__Provided records__.

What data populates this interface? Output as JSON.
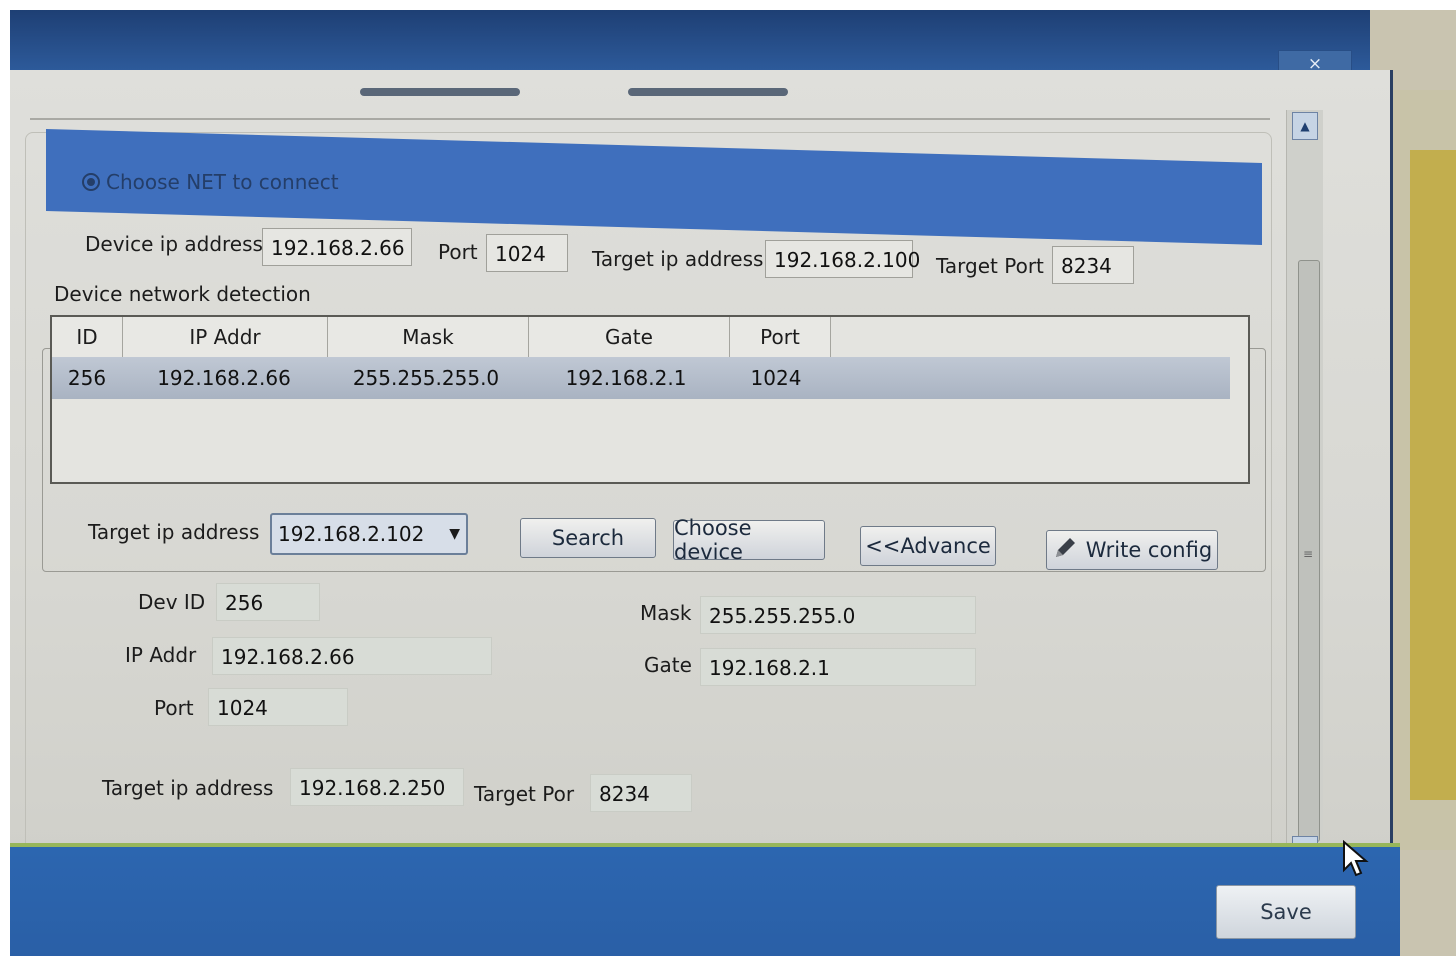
{
  "window": {
    "close_label": "×"
  },
  "net_section": {
    "radio_label": "Choose NET to connect",
    "device_ip_label": "Device ip address",
    "device_ip_value": "192.168.2.66",
    "port_label": "Port",
    "port_value": "1024",
    "target_ip_label": "Target ip address",
    "target_ip_value": "192.168.2.100",
    "target_port_label": "Target Port",
    "target_port_value": "8234"
  },
  "detection": {
    "title": "Device network detection",
    "columns": [
      "ID",
      "IP Addr",
      "Mask",
      "Gate",
      "Port"
    ],
    "rows": [
      [
        "256",
        "192.168.2.66",
        "255.255.255.0",
        "192.168.2.1",
        "1024"
      ]
    ]
  },
  "search_bar": {
    "target_ip_label": "Target ip address",
    "target_ip_selected": "192.168.2.102",
    "search_label": "Search",
    "choose_device_label": "Choose device",
    "advance_label": "<<Advance",
    "write_config_label": "Write config"
  },
  "device_form": {
    "dev_id_label": "Dev ID",
    "dev_id_value": "256",
    "ip_addr_label": "IP Addr",
    "ip_addr_value": "192.168.2.66",
    "port_label": "Port",
    "port_value": "1024",
    "mask_label": "Mask",
    "mask_value": "255.255.255.0",
    "gate_label": "Gate",
    "gate_value": "192.168.2.1",
    "target_ip_label": "Target ip address",
    "target_ip_value": "192.168.2.250",
    "target_port_label": "Target Por",
    "target_port_value": "8234"
  },
  "footer": {
    "save_label": "Save"
  },
  "icons": {
    "dropdown": "chevron-down-icon",
    "write": "pencil-icon",
    "scroll_up": "scroll-up-arrow-icon",
    "scroll_down": "scroll-down-arrow-icon",
    "cursor": "mouse-pointer-icon"
  },
  "colors": {
    "title_bar": "#1e3f74",
    "section_header": "#3f6fbd",
    "footer_bar": "#2c66b0",
    "selected_row": "#b4bccb"
  }
}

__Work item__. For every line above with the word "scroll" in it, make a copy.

__Response__.
    "scroll_up": "scroll-up-arrow-icon",
    "scroll_down": "scroll-down-arrow-icon",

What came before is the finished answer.